Alzheimer's disease may soon be spotted through a simple eye test, after scientists discovered tell-tale alterations in the retina and blood vessels when dementia is present.
Currently diagnosing Alzheimer's is tricky, requiring an expensive brain scan, a risky spinal tap or in most cases a behavioural assessment by a doctor based on symptoms.
But US scientists at the Duke Eye Centre in North Carolina wondered if changes might also be visible in the retina, which is an extension of the brain and so could offer a window into what is happening behind the skull. The retina's job is to convert light into neural signals which it sends to the brain to be processed into understandable images.
Scientists found the retina was thinner in people with Alzheimer's and they had also lost more small blood vessels at the back of the eye, compared to healthy people and those with mild cognitive impairment, a forerunner to dementia. The team is hopeful that dementia could be picked up early, before symptoms are present, when there still may be time to reverse or halt the disease through medication or lifestyle changes.
The new test uses non-invasive imaging called optical coherence tomography angiography (OCTA).
For their study, researchers used OCTA to compare the retinas of 39 Alzheimer's patients with 37 people with mild cognitive impairment, and 133 cognitively healthy people.

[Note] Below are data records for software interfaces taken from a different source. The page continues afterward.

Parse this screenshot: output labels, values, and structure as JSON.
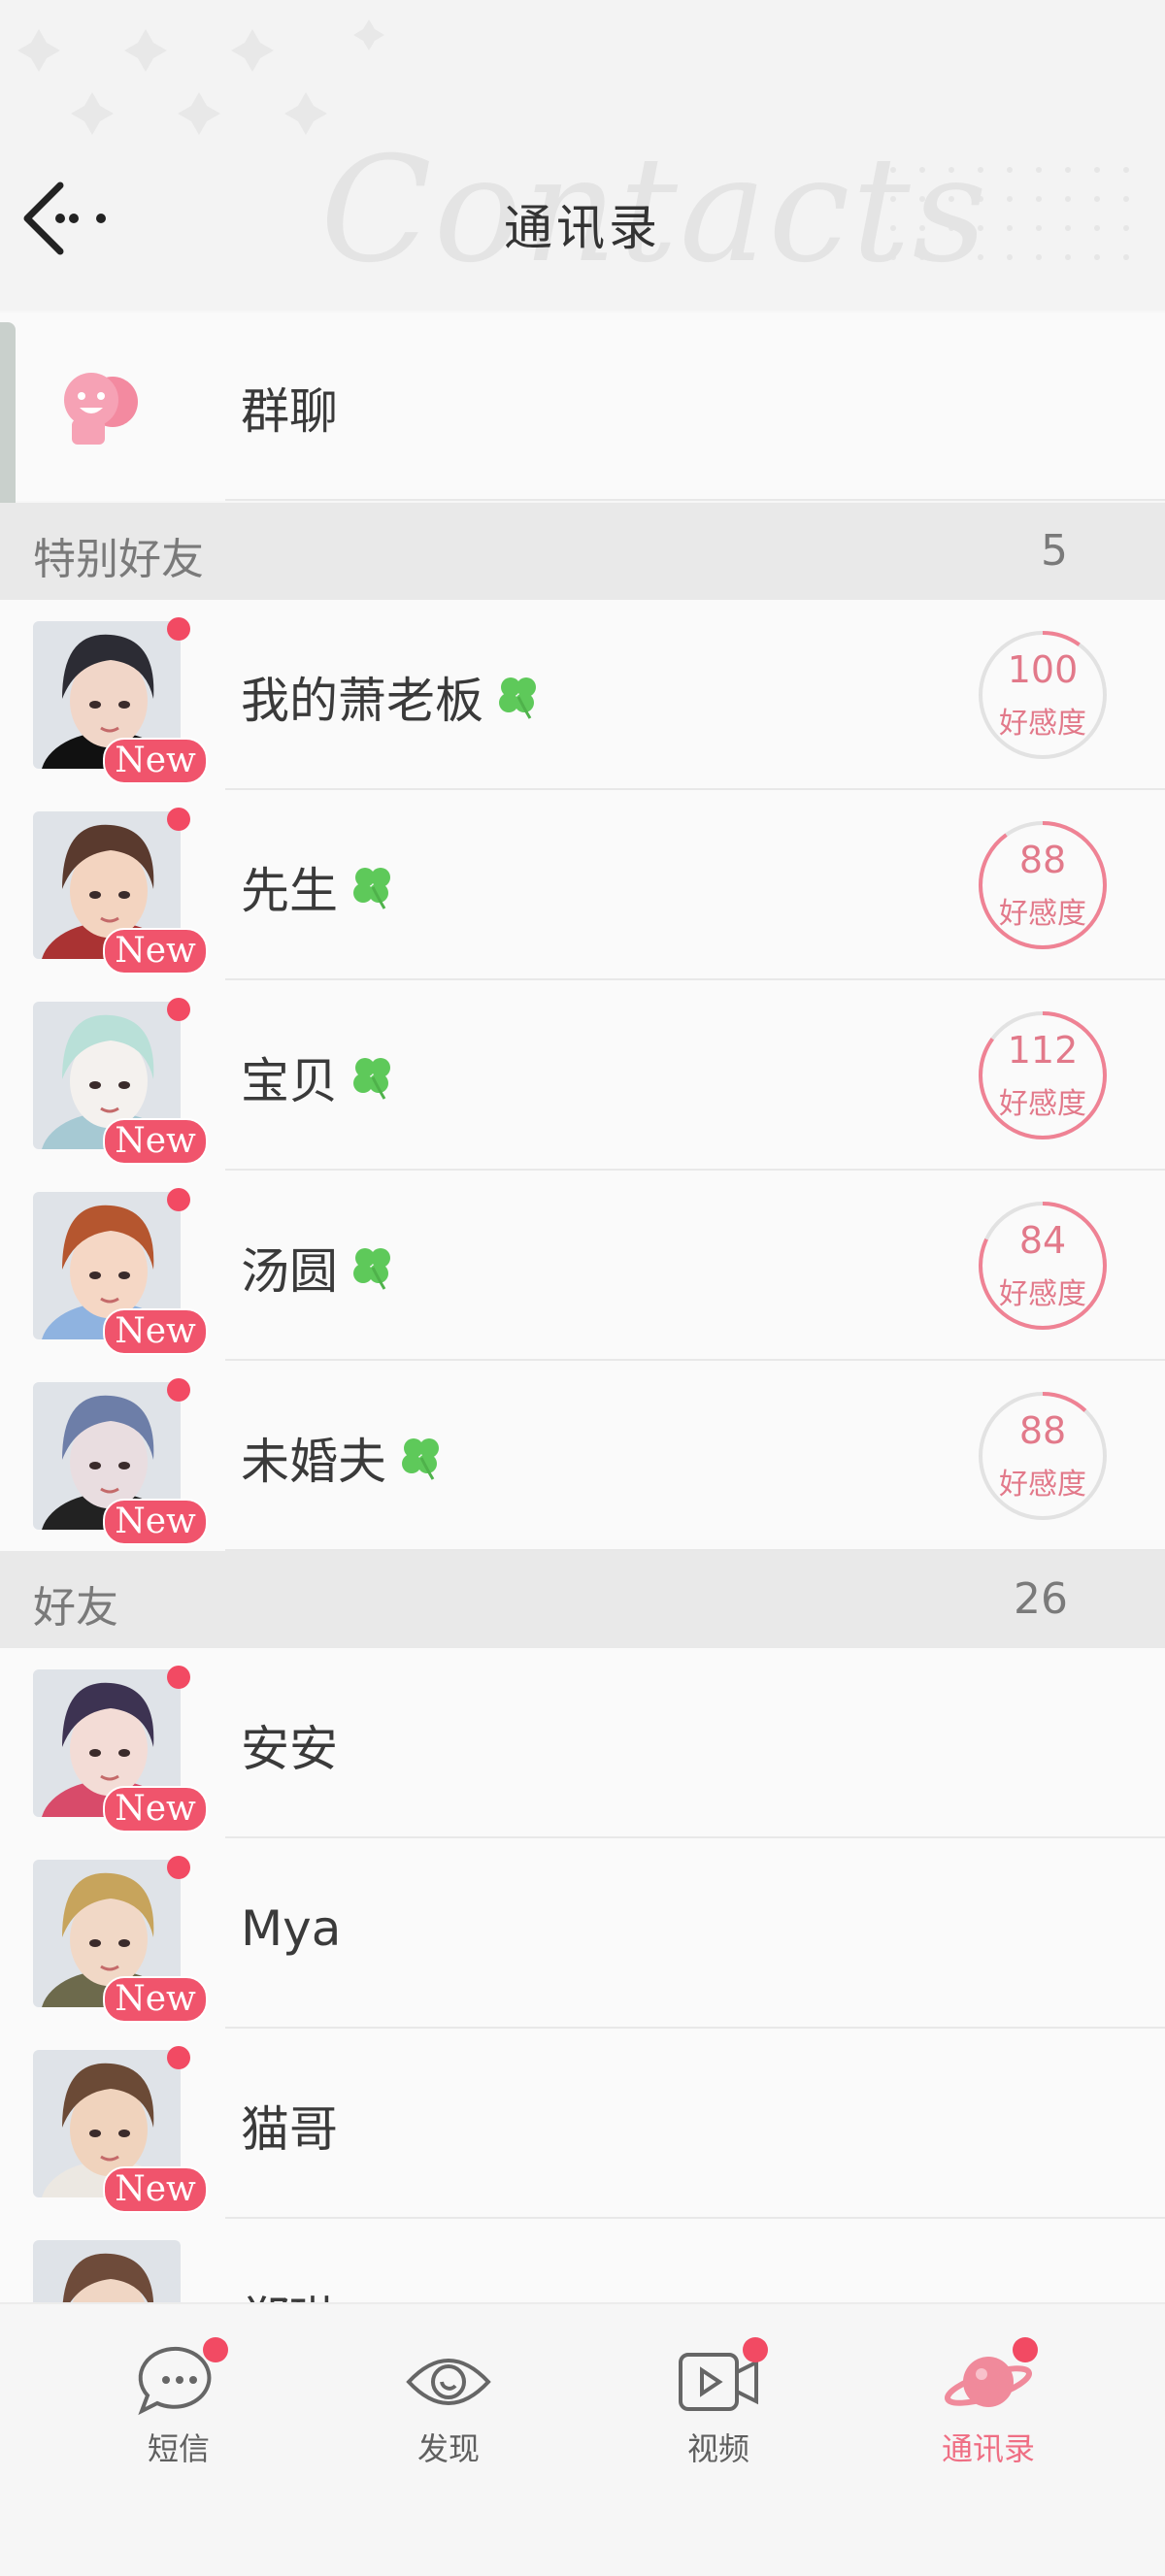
{
  "header": {
    "title": "通讯录",
    "watermark": "Contacts"
  },
  "group_chat": {
    "label": "群聊"
  },
  "special_friends": {
    "title": "特别好友",
    "count": "5",
    "items": [
      {
        "name": "我的萧老板",
        "badge": "New",
        "favor": "100",
        "favor_label": "好感度",
        "favor_fraction": 0.1
      },
      {
        "name": "先生",
        "badge": "New",
        "favor": "88",
        "favor_label": "好感度",
        "favor_fraction": 0.9
      },
      {
        "name": "宝贝",
        "badge": "New",
        "favor": "112",
        "favor_label": "好感度",
        "favor_fraction": 0.85
      },
      {
        "name": "汤圆",
        "badge": "New",
        "favor": "84",
        "favor_label": "好感度",
        "favor_fraction": 0.82
      },
      {
        "name": "未婚夫",
        "badge": "New",
        "favor": "88",
        "favor_label": "好感度",
        "favor_fraction": 0.12
      }
    ]
  },
  "friends": {
    "title": "好友",
    "count": "26",
    "items": [
      {
        "name": "安安",
        "badge": "New"
      },
      {
        "name": "Mya",
        "badge": "New"
      },
      {
        "name": "猫哥",
        "badge": "New"
      },
      {
        "name": "郑琳",
        "badge": ""
      }
    ]
  },
  "nav": {
    "items": [
      {
        "label": "短信",
        "icon": "message-icon"
      },
      {
        "label": "发现",
        "icon": "eye-icon"
      },
      {
        "label": "视频",
        "icon": "video-icon"
      },
      {
        "label": "通讯录",
        "icon": "planet-icon"
      }
    ]
  },
  "colors": {
    "accent": "#f0546c",
    "favor_ring": "#ef8294",
    "clover": "#5ec95a",
    "active_nav": "#ef6f84"
  }
}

"We urgently need a test to identify people who might go on to develop dementia, but who aren't showing any clinical symptoms yet," said Dr James Pickett, head of research at the Alzheimer's Society. "The very earliest changes in the brain can appear up to 20 years before we see clinical symptoms, so the holy grail would be to identify and treat people the moment these changes start."